→ **WHAT IS REQUIRED**: Using the listing below, please count the lines that contain the string "JSON". Only the number is wanted.
─── DATA EXTRACT ───
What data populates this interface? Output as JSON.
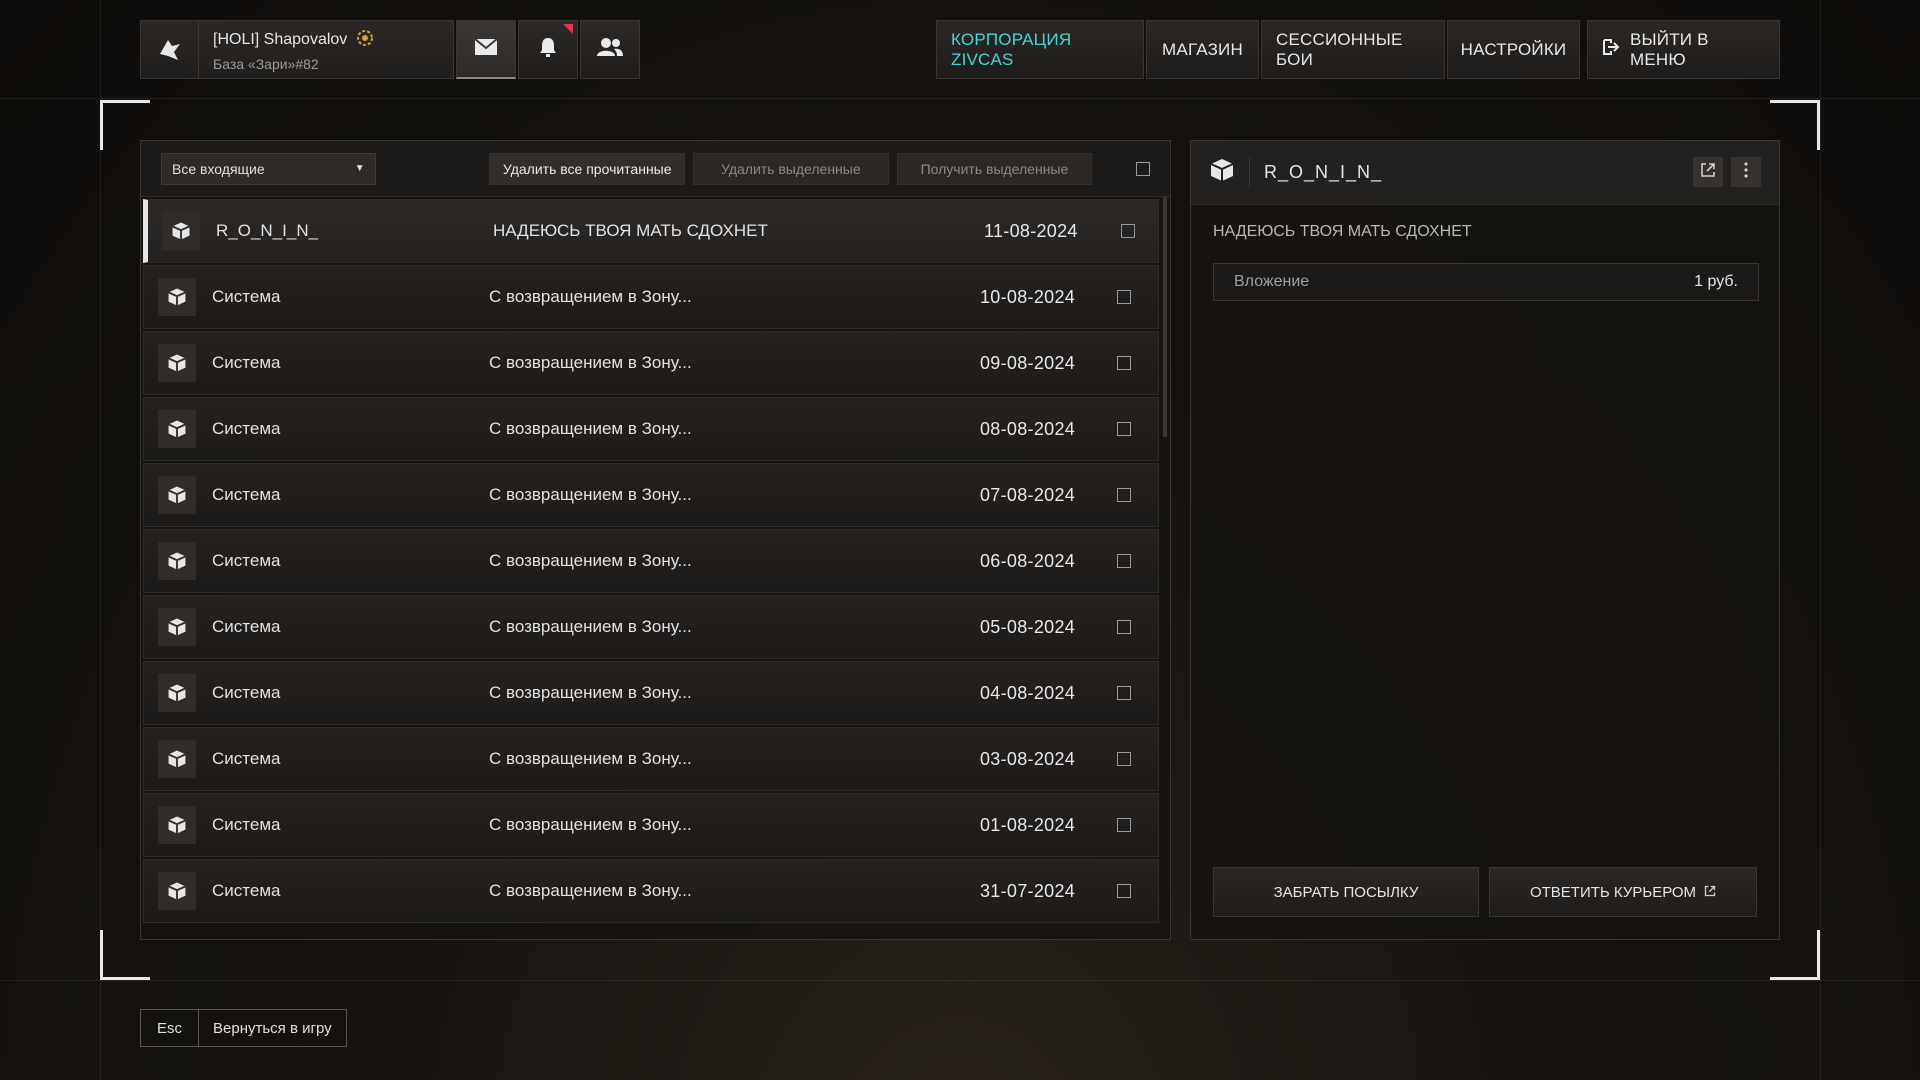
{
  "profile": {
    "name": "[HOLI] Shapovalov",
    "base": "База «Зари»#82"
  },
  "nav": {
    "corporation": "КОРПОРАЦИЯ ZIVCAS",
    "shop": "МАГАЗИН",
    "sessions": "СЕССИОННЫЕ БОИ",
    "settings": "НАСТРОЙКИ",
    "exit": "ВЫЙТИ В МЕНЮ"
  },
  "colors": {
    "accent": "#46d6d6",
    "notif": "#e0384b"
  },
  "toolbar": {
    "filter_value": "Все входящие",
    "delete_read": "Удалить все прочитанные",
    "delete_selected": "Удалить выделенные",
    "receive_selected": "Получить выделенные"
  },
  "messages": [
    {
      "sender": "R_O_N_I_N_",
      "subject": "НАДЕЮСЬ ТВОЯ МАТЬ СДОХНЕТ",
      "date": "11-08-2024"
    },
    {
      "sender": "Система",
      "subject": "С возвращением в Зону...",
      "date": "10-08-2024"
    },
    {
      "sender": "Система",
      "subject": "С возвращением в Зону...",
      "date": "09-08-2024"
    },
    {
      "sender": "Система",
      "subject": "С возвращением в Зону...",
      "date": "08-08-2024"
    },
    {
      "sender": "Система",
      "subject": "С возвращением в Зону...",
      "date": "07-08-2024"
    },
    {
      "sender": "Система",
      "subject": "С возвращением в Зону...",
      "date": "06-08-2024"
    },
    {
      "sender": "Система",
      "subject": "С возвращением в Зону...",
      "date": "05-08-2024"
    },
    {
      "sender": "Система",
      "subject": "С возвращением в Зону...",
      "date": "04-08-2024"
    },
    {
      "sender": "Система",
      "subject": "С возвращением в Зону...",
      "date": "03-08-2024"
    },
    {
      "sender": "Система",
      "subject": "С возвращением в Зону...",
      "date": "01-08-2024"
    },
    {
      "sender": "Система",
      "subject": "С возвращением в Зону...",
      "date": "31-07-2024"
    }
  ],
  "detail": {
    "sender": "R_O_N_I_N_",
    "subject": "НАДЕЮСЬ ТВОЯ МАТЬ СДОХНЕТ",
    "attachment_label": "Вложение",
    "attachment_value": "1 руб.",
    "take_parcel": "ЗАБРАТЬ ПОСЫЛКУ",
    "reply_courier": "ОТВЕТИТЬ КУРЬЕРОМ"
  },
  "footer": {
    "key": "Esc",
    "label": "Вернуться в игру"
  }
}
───
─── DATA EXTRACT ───
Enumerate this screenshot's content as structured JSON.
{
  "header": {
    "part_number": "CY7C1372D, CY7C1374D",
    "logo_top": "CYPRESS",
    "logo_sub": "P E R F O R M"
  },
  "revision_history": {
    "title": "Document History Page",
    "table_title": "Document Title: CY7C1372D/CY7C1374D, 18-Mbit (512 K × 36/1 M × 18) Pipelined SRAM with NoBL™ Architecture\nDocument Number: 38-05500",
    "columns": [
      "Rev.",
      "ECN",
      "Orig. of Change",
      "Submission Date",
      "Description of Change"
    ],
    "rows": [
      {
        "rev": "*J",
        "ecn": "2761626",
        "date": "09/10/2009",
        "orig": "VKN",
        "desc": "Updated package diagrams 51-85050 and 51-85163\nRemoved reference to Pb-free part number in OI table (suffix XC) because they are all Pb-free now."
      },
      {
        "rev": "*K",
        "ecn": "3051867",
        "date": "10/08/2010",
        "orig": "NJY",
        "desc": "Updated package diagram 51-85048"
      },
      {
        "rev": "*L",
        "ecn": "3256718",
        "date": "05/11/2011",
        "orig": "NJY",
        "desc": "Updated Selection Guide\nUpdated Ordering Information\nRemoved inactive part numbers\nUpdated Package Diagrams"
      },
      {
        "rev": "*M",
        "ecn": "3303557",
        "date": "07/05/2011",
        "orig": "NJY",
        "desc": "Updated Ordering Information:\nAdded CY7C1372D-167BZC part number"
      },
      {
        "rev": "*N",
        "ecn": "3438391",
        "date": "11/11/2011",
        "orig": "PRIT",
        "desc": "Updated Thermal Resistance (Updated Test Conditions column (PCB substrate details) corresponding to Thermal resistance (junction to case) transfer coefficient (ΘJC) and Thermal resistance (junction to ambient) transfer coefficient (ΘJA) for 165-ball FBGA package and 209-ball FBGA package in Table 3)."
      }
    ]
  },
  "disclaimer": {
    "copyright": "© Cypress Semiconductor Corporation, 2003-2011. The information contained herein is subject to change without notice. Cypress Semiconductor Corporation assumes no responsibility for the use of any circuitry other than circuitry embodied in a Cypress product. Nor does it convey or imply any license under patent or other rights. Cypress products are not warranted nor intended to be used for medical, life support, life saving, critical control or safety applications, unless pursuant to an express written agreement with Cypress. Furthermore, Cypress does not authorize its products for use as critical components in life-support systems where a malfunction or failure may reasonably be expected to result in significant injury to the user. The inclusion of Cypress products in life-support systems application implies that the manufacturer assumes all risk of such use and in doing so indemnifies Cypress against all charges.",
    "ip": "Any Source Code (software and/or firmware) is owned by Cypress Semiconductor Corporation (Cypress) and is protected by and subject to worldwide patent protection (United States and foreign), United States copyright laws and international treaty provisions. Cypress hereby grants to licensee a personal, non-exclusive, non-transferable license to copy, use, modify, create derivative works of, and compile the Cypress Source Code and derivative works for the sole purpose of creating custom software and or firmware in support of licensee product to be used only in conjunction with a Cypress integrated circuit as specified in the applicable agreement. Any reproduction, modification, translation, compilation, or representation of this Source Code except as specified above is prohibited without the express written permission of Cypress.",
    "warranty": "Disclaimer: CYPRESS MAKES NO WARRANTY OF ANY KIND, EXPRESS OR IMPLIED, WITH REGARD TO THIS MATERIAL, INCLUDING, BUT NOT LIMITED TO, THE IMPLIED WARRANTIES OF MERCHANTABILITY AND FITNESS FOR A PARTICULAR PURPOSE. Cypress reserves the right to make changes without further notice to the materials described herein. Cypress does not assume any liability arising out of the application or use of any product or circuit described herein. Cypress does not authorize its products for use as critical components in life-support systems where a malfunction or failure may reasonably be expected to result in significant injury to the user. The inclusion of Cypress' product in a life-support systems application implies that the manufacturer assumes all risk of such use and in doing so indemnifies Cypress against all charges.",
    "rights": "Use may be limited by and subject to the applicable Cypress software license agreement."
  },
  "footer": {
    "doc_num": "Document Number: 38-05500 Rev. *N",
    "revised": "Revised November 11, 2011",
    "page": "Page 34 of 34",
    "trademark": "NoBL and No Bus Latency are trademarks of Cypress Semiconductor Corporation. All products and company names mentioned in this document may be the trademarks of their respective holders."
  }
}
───
→ **PROBLEM SOLUTION**: 2